**Task inputs**
*** Begin section ***

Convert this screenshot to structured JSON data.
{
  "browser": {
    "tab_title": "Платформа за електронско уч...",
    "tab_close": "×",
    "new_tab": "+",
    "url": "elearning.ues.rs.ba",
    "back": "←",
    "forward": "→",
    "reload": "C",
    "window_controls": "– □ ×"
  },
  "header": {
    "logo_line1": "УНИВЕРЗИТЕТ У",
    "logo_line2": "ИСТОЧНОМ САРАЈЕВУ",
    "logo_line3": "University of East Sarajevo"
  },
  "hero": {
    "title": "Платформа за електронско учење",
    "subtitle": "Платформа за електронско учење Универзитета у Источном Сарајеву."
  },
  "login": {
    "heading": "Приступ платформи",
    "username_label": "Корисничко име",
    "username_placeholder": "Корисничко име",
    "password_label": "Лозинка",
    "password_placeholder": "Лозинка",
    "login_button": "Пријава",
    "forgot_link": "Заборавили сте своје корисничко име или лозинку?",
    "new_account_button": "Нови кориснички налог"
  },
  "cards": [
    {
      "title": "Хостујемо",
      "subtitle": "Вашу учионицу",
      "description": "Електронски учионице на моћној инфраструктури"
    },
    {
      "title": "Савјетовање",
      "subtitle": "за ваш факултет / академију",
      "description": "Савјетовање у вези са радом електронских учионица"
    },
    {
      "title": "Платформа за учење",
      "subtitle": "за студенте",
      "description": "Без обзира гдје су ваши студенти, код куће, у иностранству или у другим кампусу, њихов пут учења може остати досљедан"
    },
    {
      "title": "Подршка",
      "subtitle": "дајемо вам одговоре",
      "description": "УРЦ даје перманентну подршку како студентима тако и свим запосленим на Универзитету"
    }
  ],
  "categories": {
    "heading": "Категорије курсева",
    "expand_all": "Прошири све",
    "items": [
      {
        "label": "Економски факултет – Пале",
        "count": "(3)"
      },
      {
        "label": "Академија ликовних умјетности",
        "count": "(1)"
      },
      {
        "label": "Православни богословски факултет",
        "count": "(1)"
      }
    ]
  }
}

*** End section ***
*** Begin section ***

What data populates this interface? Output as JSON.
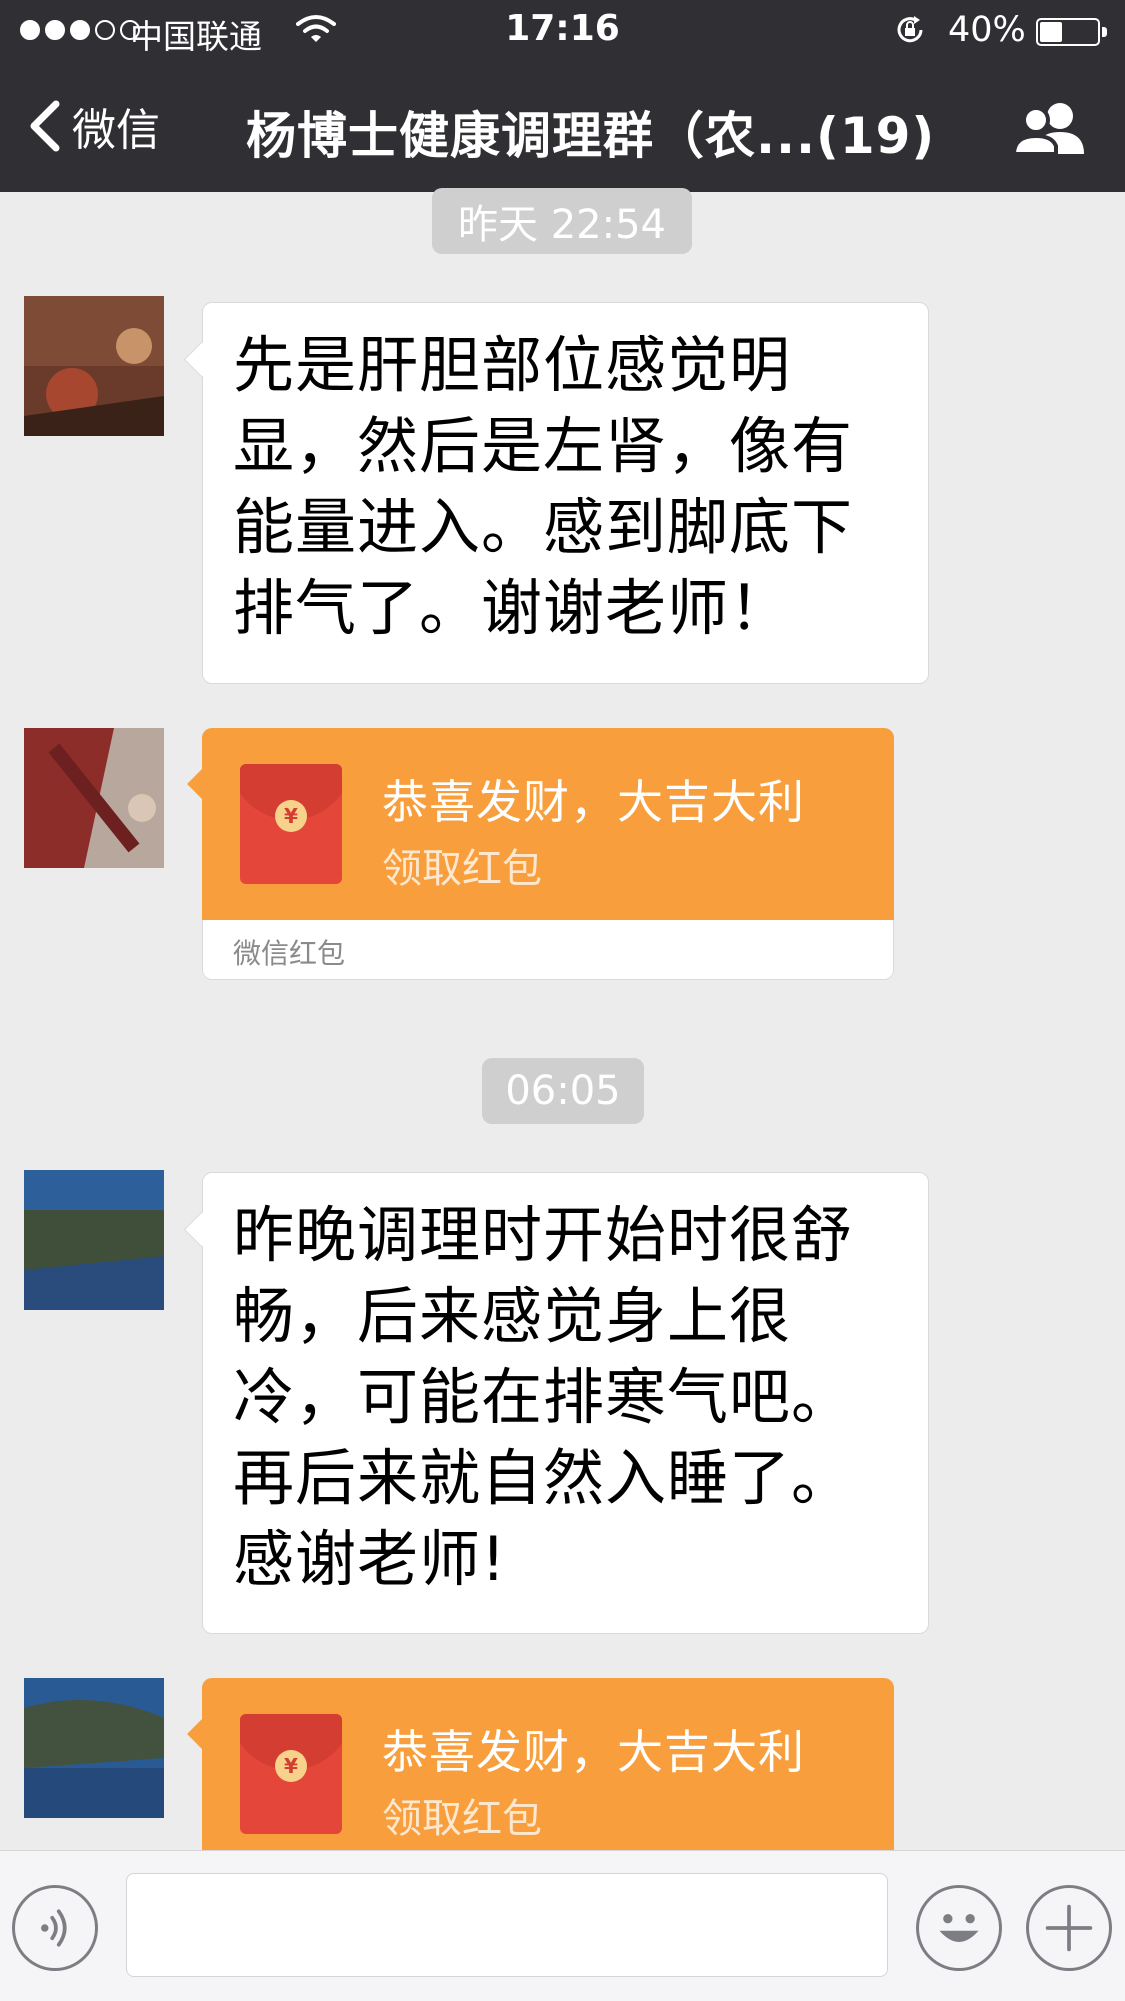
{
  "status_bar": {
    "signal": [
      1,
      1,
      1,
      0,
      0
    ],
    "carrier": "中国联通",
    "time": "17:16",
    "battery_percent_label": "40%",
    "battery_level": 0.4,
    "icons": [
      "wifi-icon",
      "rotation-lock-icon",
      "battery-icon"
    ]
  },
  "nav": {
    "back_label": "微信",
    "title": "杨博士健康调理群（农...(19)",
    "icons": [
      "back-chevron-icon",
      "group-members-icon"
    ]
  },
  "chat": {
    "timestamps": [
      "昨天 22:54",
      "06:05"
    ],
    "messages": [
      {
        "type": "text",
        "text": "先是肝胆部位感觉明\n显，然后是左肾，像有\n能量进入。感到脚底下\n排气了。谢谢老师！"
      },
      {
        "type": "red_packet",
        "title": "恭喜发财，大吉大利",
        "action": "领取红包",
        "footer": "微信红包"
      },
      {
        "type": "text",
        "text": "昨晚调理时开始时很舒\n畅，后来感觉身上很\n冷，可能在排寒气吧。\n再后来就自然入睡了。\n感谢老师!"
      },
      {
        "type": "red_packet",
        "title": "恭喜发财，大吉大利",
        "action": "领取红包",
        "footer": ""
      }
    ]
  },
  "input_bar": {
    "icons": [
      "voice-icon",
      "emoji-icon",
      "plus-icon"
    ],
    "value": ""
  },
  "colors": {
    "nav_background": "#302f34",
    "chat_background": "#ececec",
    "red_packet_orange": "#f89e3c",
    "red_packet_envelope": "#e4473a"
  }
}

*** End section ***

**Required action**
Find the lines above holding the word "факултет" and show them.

**Response for this exercise**
      "subtitle": "за ваш факултет / академију",
        "label": "Економски факултет – Пале",
        "label": "Православни богословски факултет",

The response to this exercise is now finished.